Exercise prompt :: In the data, extract each line that holds the string "Downtown".

Task material ::
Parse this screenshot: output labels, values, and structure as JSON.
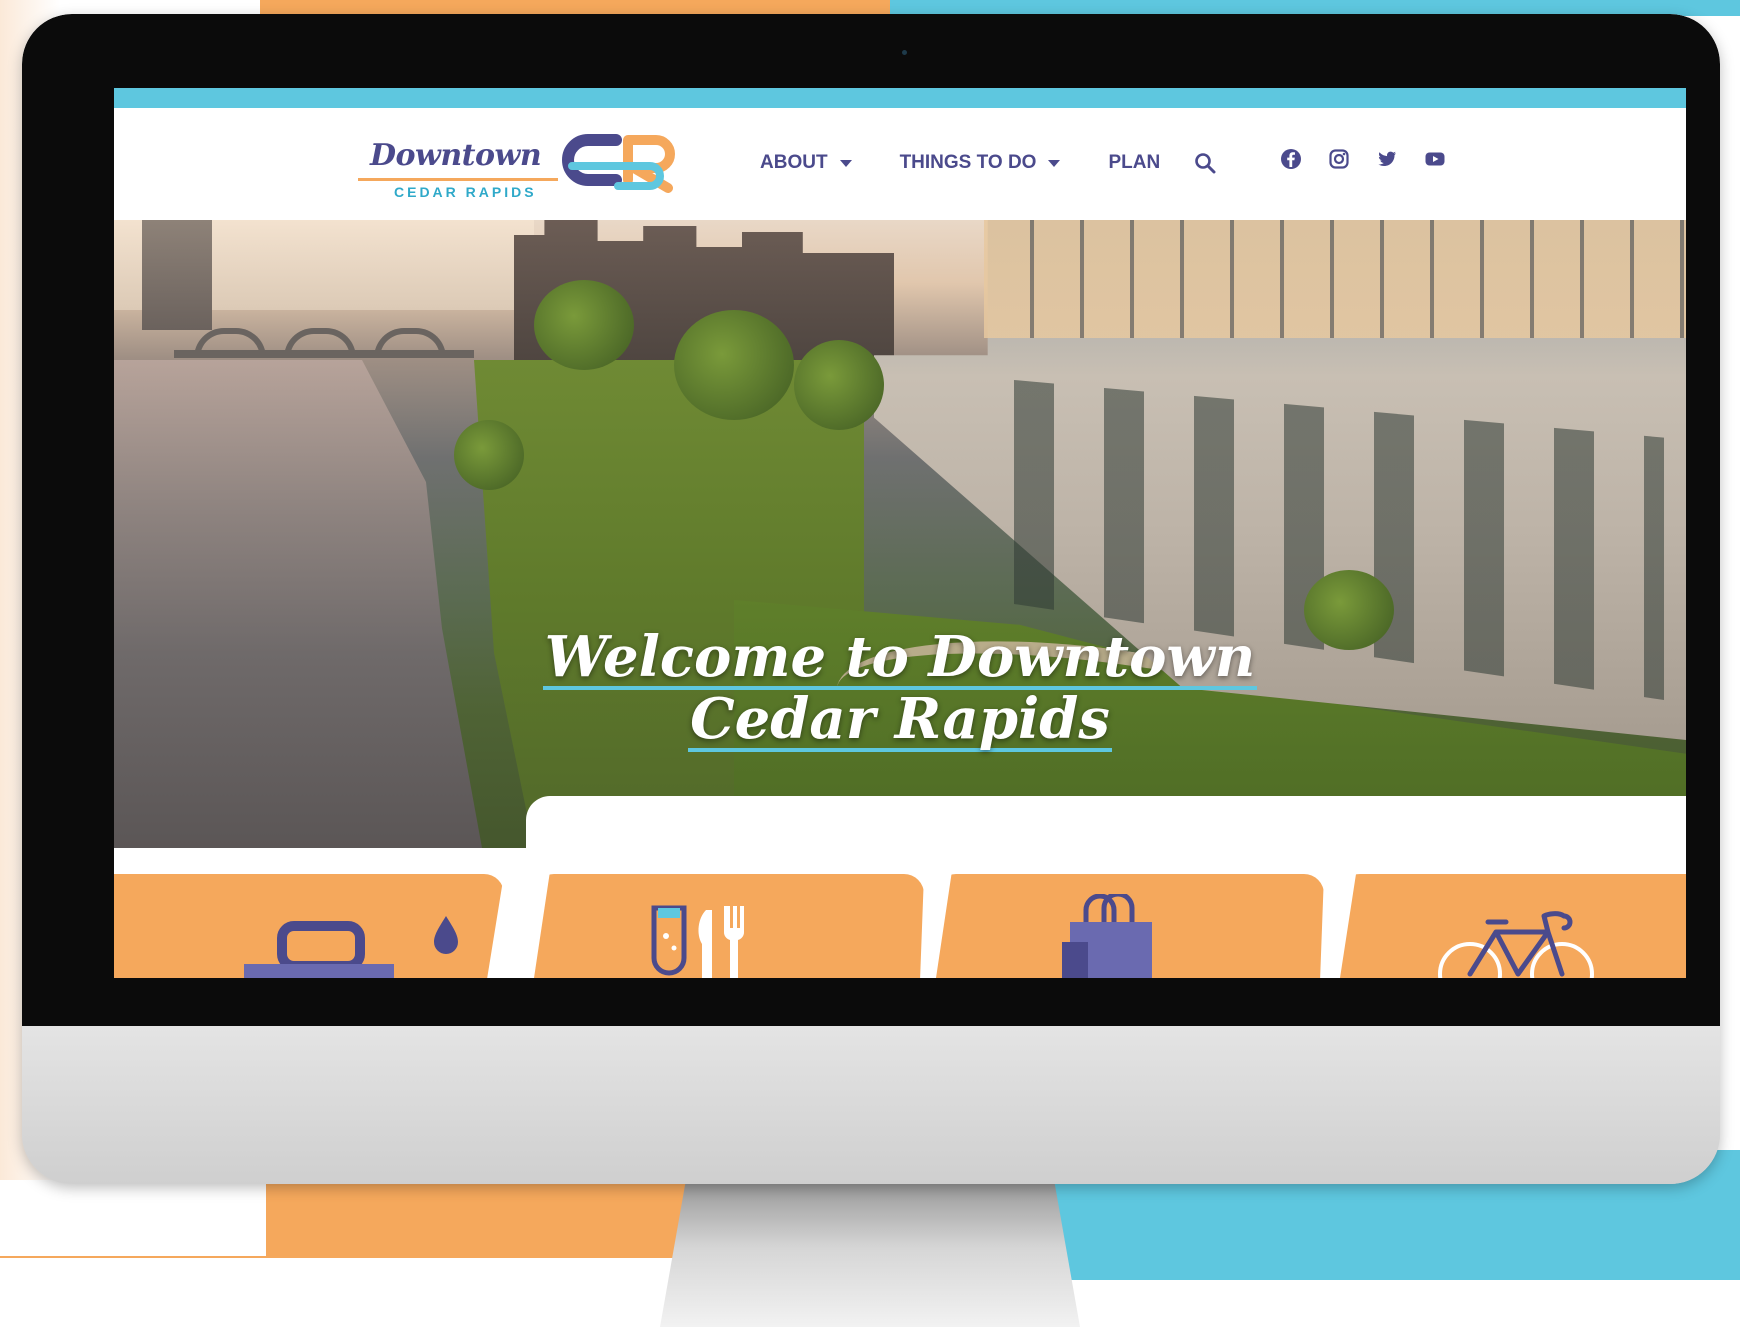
{
  "site": {
    "logo": {
      "word": "Downtown",
      "sub": "CEDAR RAPIDS"
    },
    "nav": [
      {
        "label": "ABOUT",
        "dropdown": true
      },
      {
        "label": "THINGS TO DO",
        "dropdown": true
      },
      {
        "label": "PLAN",
        "dropdown": false
      }
    ],
    "icons": {
      "search": "search-icon",
      "social": [
        "facebook-icon",
        "instagram-icon",
        "twitter-icon",
        "youtube-icon"
      ]
    },
    "hero": {
      "title_line1": "Welcome to Downtown",
      "title_line2": "Cedar Rapids"
    },
    "cards": [
      {
        "icon": "suitcase-icon"
      },
      {
        "icon": "dining-icon"
      },
      {
        "icon": "shopping-bag-icon"
      },
      {
        "icon": "bicycle-icon"
      }
    ],
    "colors": {
      "brand_purple": "#4b4a8c",
      "brand_blue": "#5ec7df",
      "brand_orange": "#f5a85c"
    }
  }
}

Exercise output ::
      "word": "Downtown",
      "title_line1": "Welcome to Downtown",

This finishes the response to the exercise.